WHAT YOU WILL DO — Those lines of the data that hold the word "date" are to be copied out.

Dataset excerpts:
━━━━

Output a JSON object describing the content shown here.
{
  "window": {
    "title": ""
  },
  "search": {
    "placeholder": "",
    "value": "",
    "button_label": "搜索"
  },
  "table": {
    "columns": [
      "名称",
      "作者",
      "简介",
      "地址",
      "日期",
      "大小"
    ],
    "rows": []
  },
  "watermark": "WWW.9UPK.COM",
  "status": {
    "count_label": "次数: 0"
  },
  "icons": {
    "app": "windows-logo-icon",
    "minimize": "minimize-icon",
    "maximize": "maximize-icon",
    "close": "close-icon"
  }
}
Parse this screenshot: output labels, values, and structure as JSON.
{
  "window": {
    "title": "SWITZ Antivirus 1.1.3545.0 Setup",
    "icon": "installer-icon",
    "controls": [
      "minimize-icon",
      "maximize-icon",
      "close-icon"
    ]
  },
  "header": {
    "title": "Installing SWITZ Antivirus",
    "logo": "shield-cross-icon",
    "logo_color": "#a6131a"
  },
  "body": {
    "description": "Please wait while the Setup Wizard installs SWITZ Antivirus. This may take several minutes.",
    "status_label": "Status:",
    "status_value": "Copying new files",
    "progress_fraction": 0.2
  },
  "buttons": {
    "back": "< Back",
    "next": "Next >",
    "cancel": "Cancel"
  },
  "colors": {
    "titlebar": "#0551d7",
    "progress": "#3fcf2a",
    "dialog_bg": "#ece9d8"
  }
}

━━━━

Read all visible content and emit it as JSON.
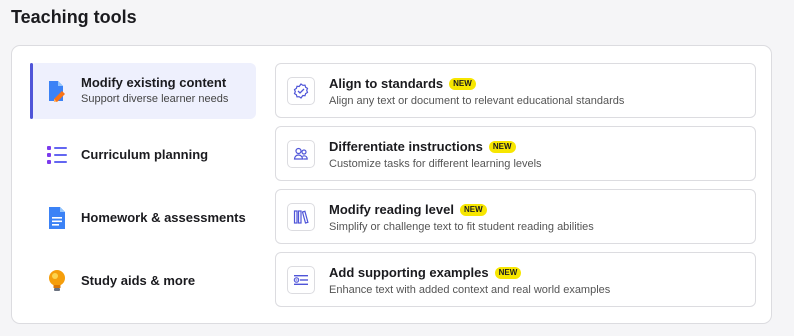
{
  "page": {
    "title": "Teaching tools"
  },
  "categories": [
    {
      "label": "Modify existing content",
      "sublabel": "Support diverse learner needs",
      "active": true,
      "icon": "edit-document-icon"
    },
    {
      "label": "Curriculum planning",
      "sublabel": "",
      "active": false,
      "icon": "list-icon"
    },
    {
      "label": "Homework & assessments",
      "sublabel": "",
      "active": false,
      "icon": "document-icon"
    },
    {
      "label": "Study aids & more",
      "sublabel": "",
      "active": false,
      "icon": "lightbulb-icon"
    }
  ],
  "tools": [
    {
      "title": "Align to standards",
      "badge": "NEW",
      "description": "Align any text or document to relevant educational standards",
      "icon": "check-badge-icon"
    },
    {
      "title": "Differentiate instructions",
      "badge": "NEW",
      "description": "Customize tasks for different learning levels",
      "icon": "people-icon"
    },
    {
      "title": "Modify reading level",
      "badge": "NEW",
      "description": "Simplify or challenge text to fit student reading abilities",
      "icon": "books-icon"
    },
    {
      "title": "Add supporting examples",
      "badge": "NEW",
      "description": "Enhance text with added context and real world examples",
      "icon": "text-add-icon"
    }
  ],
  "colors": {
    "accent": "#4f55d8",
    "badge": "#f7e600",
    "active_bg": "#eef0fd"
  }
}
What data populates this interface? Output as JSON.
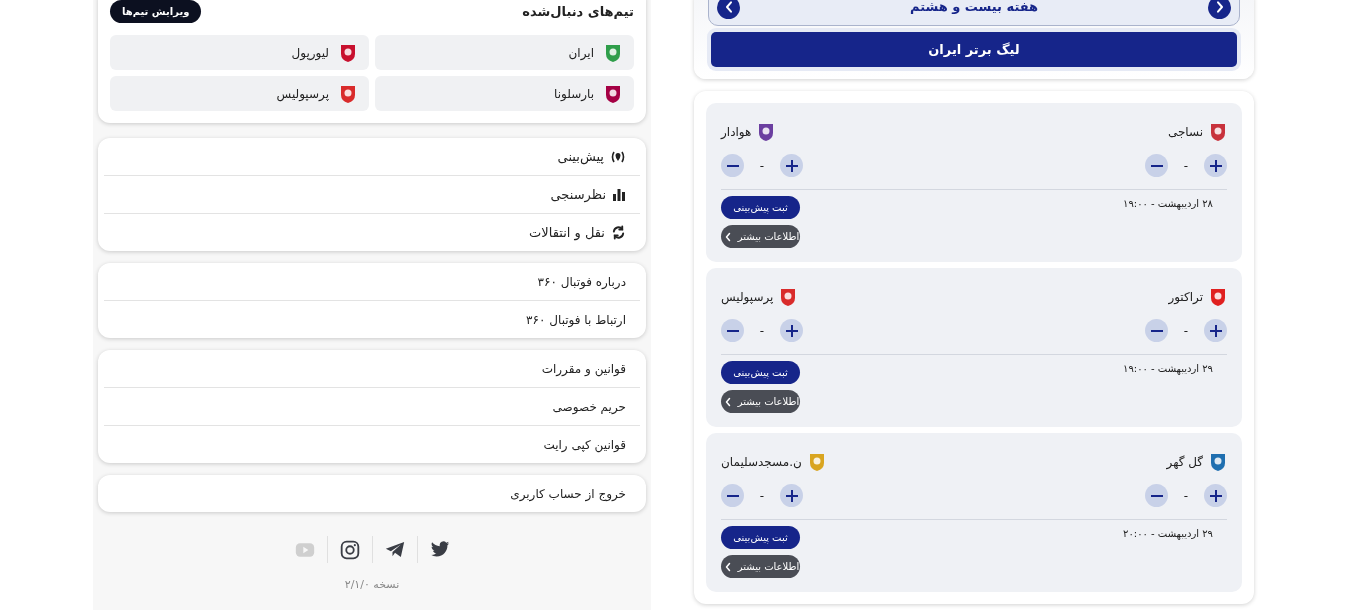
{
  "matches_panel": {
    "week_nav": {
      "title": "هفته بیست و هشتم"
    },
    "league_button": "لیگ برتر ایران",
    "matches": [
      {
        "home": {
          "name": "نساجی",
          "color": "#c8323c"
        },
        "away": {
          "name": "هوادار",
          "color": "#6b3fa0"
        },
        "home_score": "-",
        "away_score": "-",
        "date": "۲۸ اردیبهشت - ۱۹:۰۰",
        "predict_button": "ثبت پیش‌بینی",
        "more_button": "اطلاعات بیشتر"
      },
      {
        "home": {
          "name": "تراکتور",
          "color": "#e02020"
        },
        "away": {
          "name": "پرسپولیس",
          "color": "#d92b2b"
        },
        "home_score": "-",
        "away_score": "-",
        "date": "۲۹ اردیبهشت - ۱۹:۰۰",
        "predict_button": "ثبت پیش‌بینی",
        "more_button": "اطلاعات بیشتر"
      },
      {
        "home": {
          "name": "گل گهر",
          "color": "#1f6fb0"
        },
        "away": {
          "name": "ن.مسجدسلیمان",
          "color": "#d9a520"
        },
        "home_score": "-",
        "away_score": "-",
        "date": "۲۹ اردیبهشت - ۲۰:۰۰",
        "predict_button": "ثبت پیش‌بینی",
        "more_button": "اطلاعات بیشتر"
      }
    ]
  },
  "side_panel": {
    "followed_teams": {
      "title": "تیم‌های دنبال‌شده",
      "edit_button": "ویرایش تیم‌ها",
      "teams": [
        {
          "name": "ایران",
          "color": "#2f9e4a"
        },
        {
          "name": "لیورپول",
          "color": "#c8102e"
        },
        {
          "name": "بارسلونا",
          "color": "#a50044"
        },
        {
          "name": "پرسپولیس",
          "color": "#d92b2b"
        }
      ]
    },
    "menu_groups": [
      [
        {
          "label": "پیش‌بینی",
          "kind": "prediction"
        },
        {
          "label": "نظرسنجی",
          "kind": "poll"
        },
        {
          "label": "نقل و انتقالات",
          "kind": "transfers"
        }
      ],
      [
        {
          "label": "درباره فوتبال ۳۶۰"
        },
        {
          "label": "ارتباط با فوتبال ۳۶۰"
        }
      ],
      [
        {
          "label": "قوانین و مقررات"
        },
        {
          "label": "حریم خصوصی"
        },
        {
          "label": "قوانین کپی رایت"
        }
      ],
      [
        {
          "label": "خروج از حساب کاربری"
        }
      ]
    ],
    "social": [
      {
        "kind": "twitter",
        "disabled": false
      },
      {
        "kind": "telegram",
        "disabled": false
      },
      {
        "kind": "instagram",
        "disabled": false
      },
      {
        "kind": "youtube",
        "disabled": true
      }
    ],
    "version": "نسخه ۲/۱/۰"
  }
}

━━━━

EXERCISE RESPONSE —
        "date": "۲۸ اردیبهشت - ۱۹:۰۰",
        "date": "۲۹ اردیبهشت - ۱۹:۰۰",
        "date": "۲۹ اردیبهشت - ۲۰:۰۰",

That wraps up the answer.